Many years ago, I sat in Ed’s diner at Euston Station (London) waiting for my train. I was chatting to my sister and she challenged me to write a contract in just 500 words.
In a rash moment I agreed, and being a woman of my word, I had to get on with it and develop a 500-word construction contract.
Initially I used the 500-word contract in my construction contract workshops. I’d noticed that:
- delegates mostly hadn’t read the contracts I was training them on
- the standard forms were too long for them to read in the workshop… never mind understand and then apply
- standard forms had made us lazy, so we didn’t know what a contract needed
- delegates were more vocal in debating the merits of my contract than their own in-house T&C
- the jargon, structure and complexity of standard forms positively discourages reading
After the first 500-word contract was legally complete, reviewed and revised, designed by an information designer, and I’d introduced it at the PLAIN Conference in Dublin in 2015, I was challenged to write a collateral warranty in 100 words. Tick!
Then I started to question whether my own contracts for my business could be reduced to 500 words. Clearly, as someone who understands the benefits of short and simple contracts, it would be a nonsense to use complex, convoluted documents with my clients. This broadened the contracts to include a framework agreement for services, a workshop agreement and speaker contract.
Three years later and I am an author – the first in my planned series of books was published today.
My book focuses on Letters of Intent and challenges you to stop recycling ‘precedents’ or earlier versions from your database. My twitter survey showed both lawyers and non-lawyers create their letters of intent by recycling – an earlier example or using a precedent. Having read lots of cases, I had yet to find one I would recommend as a starting point so I can only assume that most writers are recycling rubbish…
My book explains why existing drafting doesn’t work, with chapters on what letters of intent are not and what clauses you can leave out. It doesn’t explain why you shouldn’t use them as there is loads of advice to that effect and no-one seems to listen anyway.
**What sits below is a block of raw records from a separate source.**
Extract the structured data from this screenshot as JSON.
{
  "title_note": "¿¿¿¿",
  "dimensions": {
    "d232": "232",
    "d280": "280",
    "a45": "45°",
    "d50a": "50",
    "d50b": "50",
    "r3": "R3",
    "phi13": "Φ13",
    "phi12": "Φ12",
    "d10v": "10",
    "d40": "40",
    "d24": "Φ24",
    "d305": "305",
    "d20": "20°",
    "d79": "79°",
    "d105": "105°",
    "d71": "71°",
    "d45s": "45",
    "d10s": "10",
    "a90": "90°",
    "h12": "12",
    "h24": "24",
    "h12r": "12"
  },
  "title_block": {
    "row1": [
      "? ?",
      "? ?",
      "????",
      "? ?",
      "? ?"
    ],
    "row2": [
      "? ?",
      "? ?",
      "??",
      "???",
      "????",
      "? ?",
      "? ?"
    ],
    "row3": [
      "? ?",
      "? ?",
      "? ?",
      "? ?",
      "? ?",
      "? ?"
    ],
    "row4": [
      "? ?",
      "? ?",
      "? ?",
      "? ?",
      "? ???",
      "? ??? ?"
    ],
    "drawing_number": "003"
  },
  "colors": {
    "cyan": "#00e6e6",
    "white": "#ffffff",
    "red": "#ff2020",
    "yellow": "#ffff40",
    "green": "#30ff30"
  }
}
Instead, it will give you the confidence you need to draft your own, knowing it will not be a disaster waiting to happen!
By reading the book you will learn
- the benefits of writing short and simple contracts
- what happens if your letter of intent says nothing on 10 key topics
- why current letters of intent do not meet your needs
- how to write or review a letter of intent
- what to do once you’ve sent it (to avoid getting burnt!).
What should you do?
Remember: letters of intent are like a firewalk – you should get them over with quickly and learn in the hands of an expert.